> **Assignment**: Images are not part of the copy; write out the rest of the data exactly as given.

┄┄┄┄┄┄┄┄┄┄

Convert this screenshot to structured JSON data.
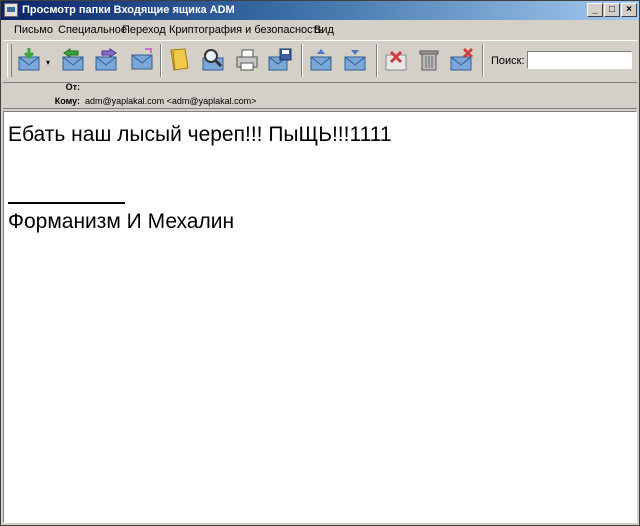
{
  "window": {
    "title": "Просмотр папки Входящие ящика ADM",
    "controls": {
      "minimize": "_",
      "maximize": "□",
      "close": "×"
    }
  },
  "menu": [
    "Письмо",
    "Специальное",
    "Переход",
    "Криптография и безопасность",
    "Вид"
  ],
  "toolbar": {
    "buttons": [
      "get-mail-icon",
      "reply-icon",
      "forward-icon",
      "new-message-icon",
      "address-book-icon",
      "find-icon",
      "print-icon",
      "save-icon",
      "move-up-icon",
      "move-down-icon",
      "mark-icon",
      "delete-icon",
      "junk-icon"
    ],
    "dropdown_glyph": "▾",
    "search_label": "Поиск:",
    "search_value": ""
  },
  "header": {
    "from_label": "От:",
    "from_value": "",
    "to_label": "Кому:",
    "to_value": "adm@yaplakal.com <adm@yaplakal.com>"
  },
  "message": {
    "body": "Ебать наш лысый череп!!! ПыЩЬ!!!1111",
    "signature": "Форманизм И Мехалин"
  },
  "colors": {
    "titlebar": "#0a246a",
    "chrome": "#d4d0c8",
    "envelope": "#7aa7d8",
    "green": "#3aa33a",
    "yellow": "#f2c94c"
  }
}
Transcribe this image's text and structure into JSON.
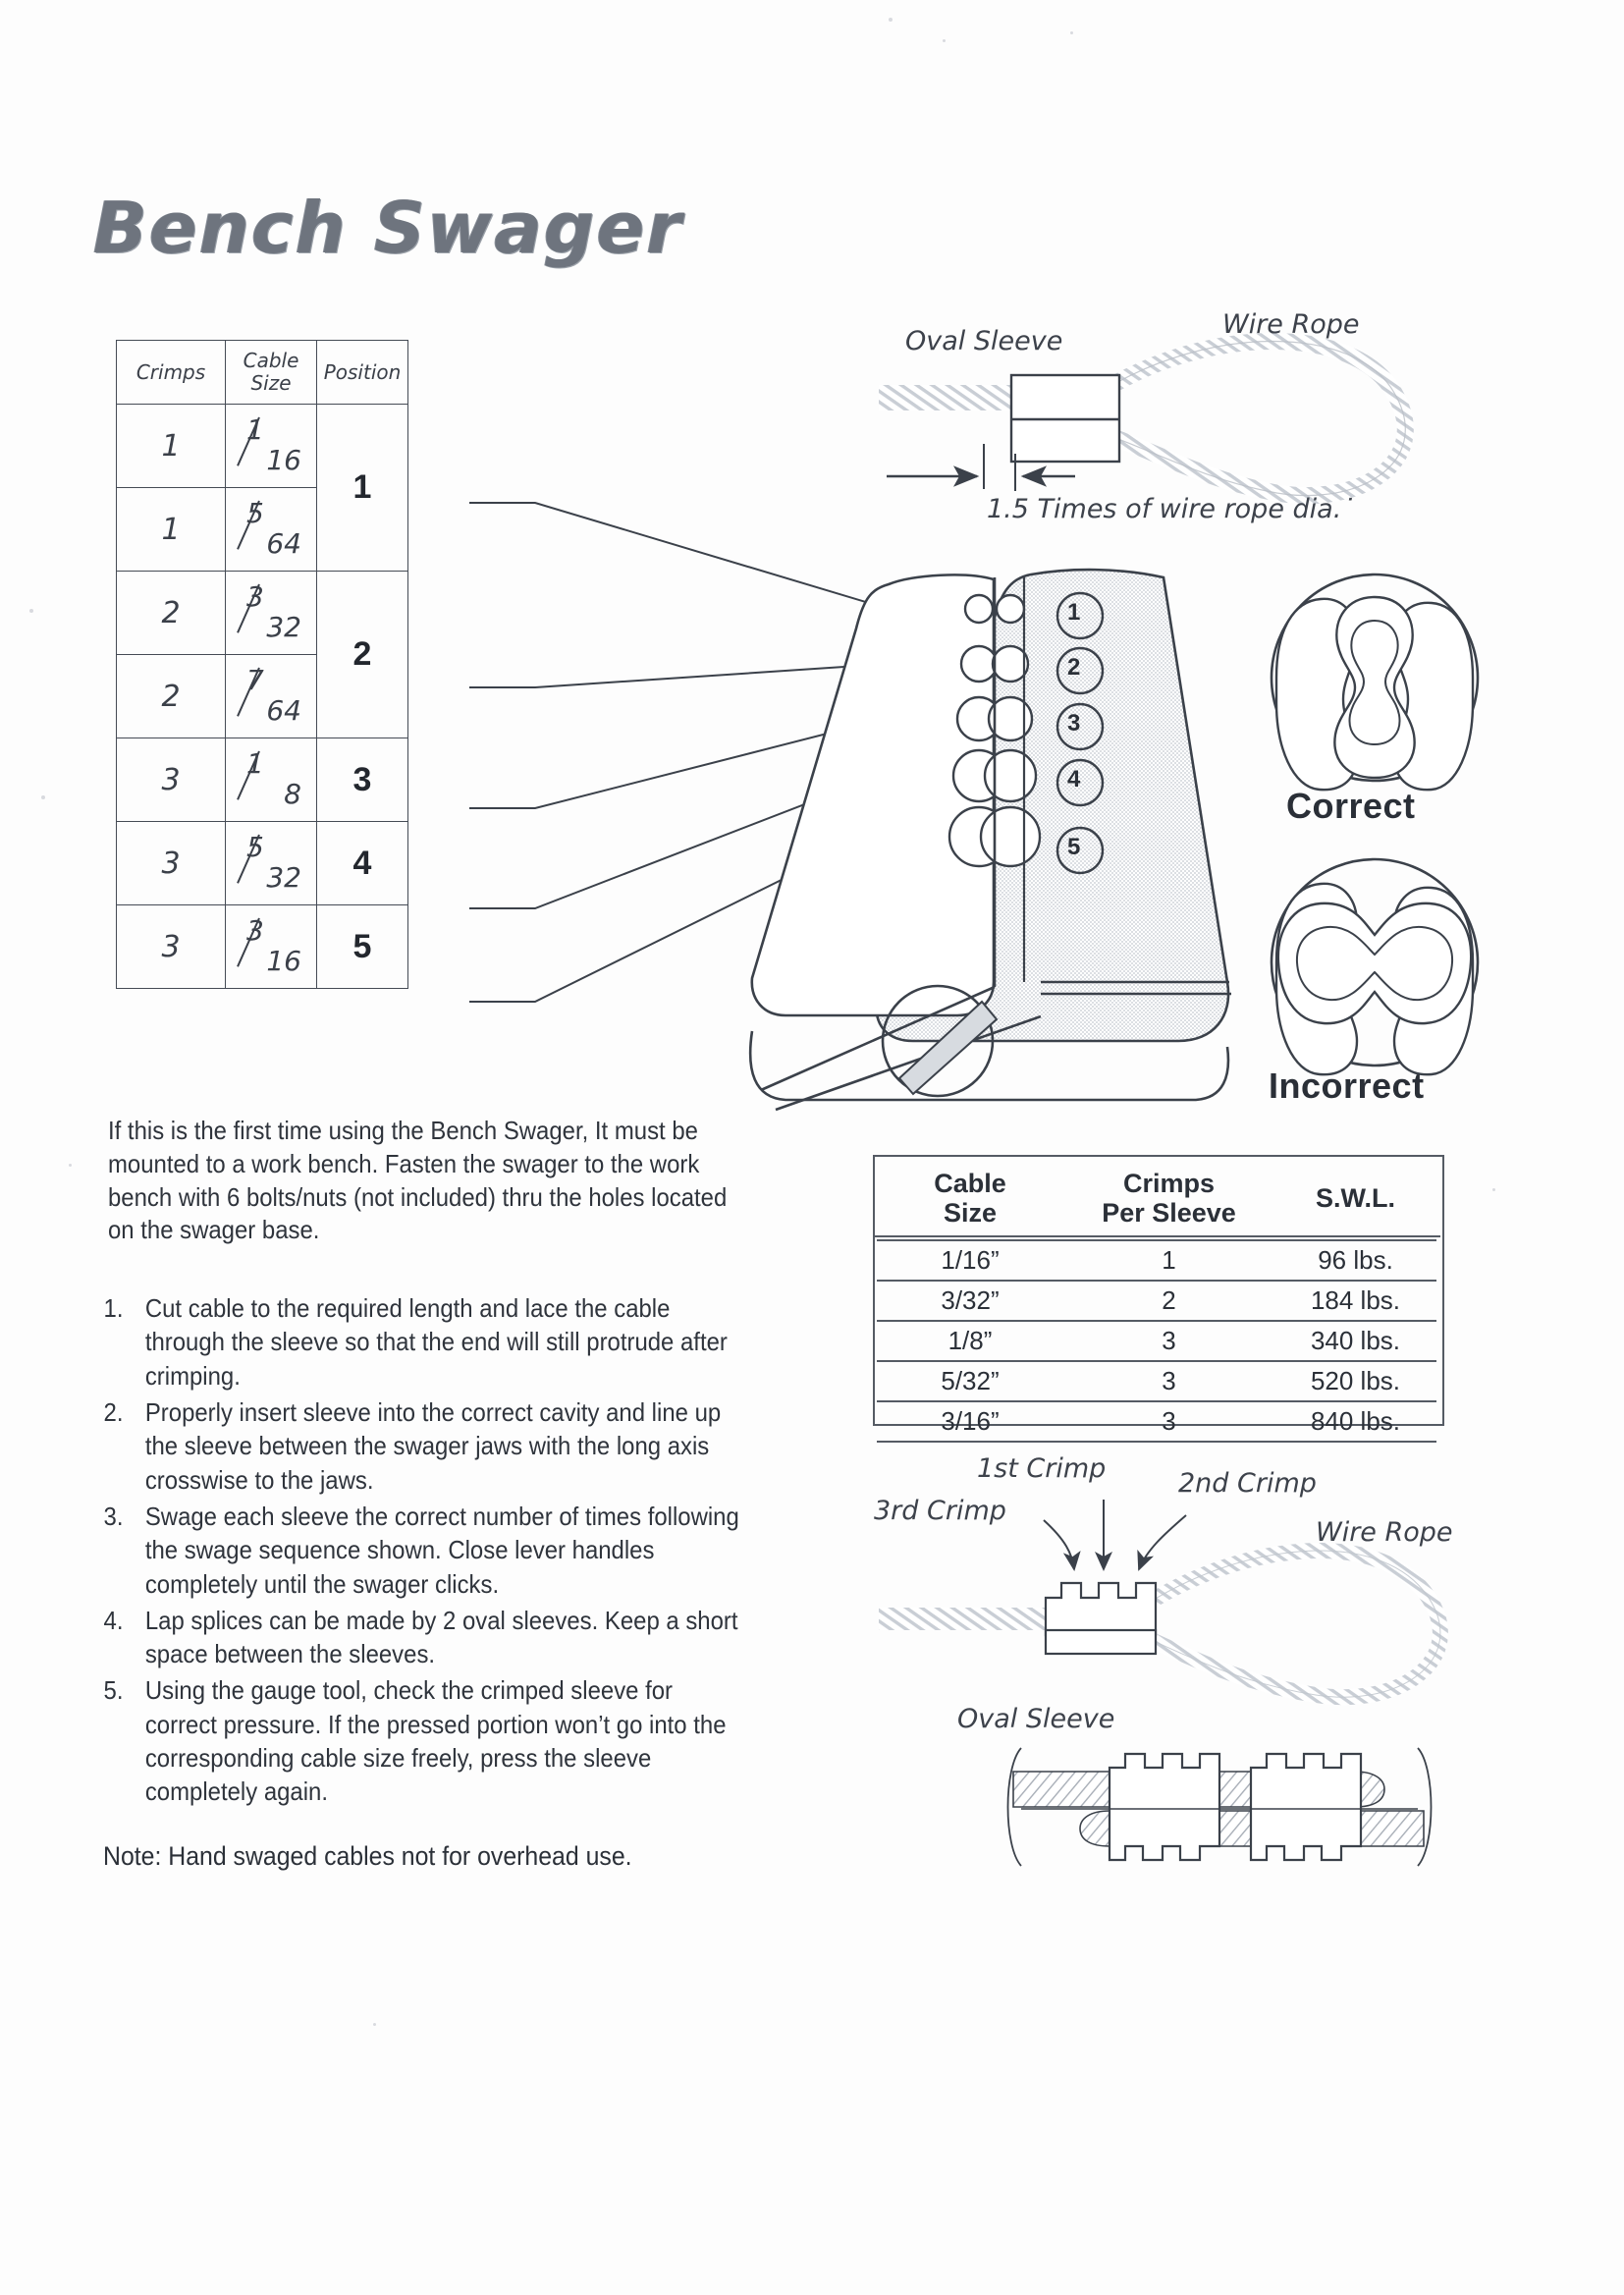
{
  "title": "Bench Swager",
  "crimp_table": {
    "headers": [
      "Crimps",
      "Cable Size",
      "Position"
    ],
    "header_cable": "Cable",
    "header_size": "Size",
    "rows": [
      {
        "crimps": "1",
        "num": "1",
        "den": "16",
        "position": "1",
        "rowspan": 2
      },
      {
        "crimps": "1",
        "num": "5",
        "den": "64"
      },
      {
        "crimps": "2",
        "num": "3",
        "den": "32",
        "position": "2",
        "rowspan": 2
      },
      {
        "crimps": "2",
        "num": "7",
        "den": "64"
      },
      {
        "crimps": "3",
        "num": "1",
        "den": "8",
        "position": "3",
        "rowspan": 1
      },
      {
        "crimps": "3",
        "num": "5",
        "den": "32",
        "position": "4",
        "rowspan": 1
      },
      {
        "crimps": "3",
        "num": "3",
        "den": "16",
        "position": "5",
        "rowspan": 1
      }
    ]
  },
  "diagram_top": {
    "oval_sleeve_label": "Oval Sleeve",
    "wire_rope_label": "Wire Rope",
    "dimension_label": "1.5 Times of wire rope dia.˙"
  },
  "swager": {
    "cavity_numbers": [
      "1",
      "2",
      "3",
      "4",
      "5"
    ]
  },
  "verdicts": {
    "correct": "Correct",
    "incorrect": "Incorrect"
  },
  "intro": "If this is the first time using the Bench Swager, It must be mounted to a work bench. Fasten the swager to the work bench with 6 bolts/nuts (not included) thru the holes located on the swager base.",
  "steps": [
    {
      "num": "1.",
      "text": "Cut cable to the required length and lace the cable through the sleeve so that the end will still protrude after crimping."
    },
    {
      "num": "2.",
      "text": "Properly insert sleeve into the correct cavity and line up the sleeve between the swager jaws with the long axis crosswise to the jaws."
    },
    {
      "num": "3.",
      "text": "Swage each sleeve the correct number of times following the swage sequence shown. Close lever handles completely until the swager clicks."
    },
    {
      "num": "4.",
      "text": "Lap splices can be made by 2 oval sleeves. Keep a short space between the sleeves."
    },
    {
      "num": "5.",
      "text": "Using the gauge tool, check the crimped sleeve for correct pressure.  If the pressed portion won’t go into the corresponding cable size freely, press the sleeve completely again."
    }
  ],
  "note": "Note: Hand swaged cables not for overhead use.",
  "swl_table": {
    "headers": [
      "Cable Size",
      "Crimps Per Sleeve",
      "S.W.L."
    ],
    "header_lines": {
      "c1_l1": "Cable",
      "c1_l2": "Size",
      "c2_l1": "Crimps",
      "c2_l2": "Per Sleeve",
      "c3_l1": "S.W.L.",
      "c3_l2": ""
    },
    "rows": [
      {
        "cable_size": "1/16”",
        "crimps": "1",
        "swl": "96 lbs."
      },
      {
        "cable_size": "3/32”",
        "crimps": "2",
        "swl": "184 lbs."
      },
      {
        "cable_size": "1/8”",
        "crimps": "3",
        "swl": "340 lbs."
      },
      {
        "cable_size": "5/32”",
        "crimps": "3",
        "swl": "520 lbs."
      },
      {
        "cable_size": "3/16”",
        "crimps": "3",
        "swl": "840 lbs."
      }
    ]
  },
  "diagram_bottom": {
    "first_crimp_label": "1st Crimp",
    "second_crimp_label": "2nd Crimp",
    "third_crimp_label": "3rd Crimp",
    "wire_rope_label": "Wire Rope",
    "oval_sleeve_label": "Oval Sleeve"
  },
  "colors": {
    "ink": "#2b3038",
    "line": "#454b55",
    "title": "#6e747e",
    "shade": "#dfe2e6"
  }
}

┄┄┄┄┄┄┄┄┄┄

> **Problem solution**:
Convert this screenshot to structured JSON data.
{
  "window": {
    "title": "Просмотр папки Входящие ящика ADM",
    "controls": {
      "minimize": "_",
      "maximize": "□",
      "close": "×"
    }
  },
  "menu": [
    "Письмо",
    "Специальное",
    "Переход",
    "Криптография и безопасность",
    "Вид"
  ],
  "toolbar": {
    "buttons": [
      "get-mail-icon",
      "reply-icon",
      "forward-icon",
      "new-message-icon",
      "address-book-icon",
      "find-icon",
      "print-icon",
      "save-icon",
      "move-up-icon",
      "move-down-icon",
      "mark-icon",
      "delete-icon",
      "junk-icon"
    ],
    "dropdown_glyph": "▾",
    "search_label": "Поиск:",
    "search_value": ""
  },
  "header": {
    "from_label": "От:",
    "from_value": "",
    "to_label": "Кому:",
    "to_value": "adm@yaplakal.com <adm@yaplakal.com>"
  },
  "message": {
    "body": "Ебать наш лысый череп!!! ПыЩЬ!!!1111",
    "signature": "Форманизм И Мехалин"
  },
  "colors": {
    "titlebar": "#0a246a",
    "chrome": "#d4d0c8",
    "envelope": "#7aa7d8",
    "green": "#3aa33a",
    "yellow": "#f2c94c"
  }
}
Transcribe this image's text and structure into JSON.
{
  "title": "Bench Swager",
  "crimp_table": {
    "headers": [
      "Crimps",
      "Cable Size",
      "Position"
    ],
    "header_cable": "Cable",
    "header_size": "Size",
    "rows": [
      {
        "crimps": "1",
        "num": "1",
        "den": "16",
        "position": "1",
        "rowspan": 2
      },
      {
        "crimps": "1",
        "num": "5",
        "den": "64"
      },
      {
        "crimps": "2",
        "num": "3",
        "den": "32",
        "position": "2",
        "rowspan": 2
      },
      {
        "crimps": "2",
        "num": "7",
        "den": "64"
      },
      {
        "crimps": "3",
        "num": "1",
        "den": "8",
        "position": "3",
        "rowspan": 1
      },
      {
        "crimps": "3",
        "num": "5",
        "den": "32",
        "position": "4",
        "rowspan": 1
      },
      {
        "crimps": "3",
        "num": "3",
        "den": "16",
        "position": "5",
        "rowspan": 1
      }
    ]
  },
  "diagram_top": {
    "oval_sleeve_label": "Oval Sleeve",
    "wire_rope_label": "Wire Rope",
    "dimension_label": "1.5 Times of wire rope dia.˙"
  },
  "swager": {
    "cavity_numbers": [
      "1",
      "2",
      "3",
      "4",
      "5"
    ]
  },
  "verdicts": {
    "correct": "Correct",
    "incorrect": "Incorrect"
  },
  "intro": "If this is the first time using the Bench Swager, It must be mounted to a work bench. Fasten the swager to the work bench with 6 bolts/nuts (not included) thru the holes located on the swager base.",
  "steps": [
    {
      "num": "1.",
      "text": "Cut cable to the required length and lace the cable through the sleeve so that the end will still protrude after crimping."
    },
    {
      "num": "2.",
      "text": "Properly insert sleeve into the correct cavity and line up the sleeve between the swager jaws with the long axis crosswise to the jaws."
    },
    {
      "num": "3.",
      "text": "Swage each sleeve the correct number of times following the swage sequence shown. Close lever handles completely until the swager clicks."
    },
    {
      "num": "4.",
      "text": "Lap splices can be made by 2 oval sleeves. Keep a short space between the sleeves."
    },
    {
      "num": "5.",
      "text": "Using the gauge tool, check the crimped sleeve for correct pressure.  If the pressed portion won’t go into the corresponding cable size freely, press the sleeve completely again."
    }
  ],
  "note": "Note: Hand swaged cables not for overhead use.",
  "swl_table": {
    "headers": [
      "Cable Size",
      "Crimps Per Sleeve",
      "S.W.L."
    ],
    "header_lines": {
      "c1_l1": "Cable",
      "c1_l2": "Size",
      "c2_l1": "Crimps",
      "c2_l2": "Per Sleeve",
      "c3_l1": "S.W.L.",
      "c3_l2": ""
    },
    "rows": [
      {
        "cable_size": "1/16”",
        "crimps": "1",
        "swl": "96 lbs."
      },
      {
        "cable_size": "3/32”",
        "crimps": "2",
        "swl": "184 lbs."
      },
      {
        "cable_size": "1/8”",
        "crimps": "3",
        "swl": "340 lbs."
      },
      {
        "cable_size": "5/32”",
        "crimps": "3",
        "swl": "520 lbs."
      },
      {
        "cable_size": "3/16”",
        "crimps": "3",
        "swl": "840 lbs."
      }
    ]
  },
  "diagram_bottom": {
    "first_crimp_label": "1st Crimp",
    "second_crimp_label": "2nd Crimp",
    "third_crimp_label": "3rd Crimp",
    "wire_rope_label": "Wire Rope",
    "oval_sleeve_label": "Oval Sleeve"
  },
  "colors": {
    "ink": "#2b3038",
    "line": "#454b55",
    "title": "#6e747e",
    "shade": "#dfe2e6"
  }
}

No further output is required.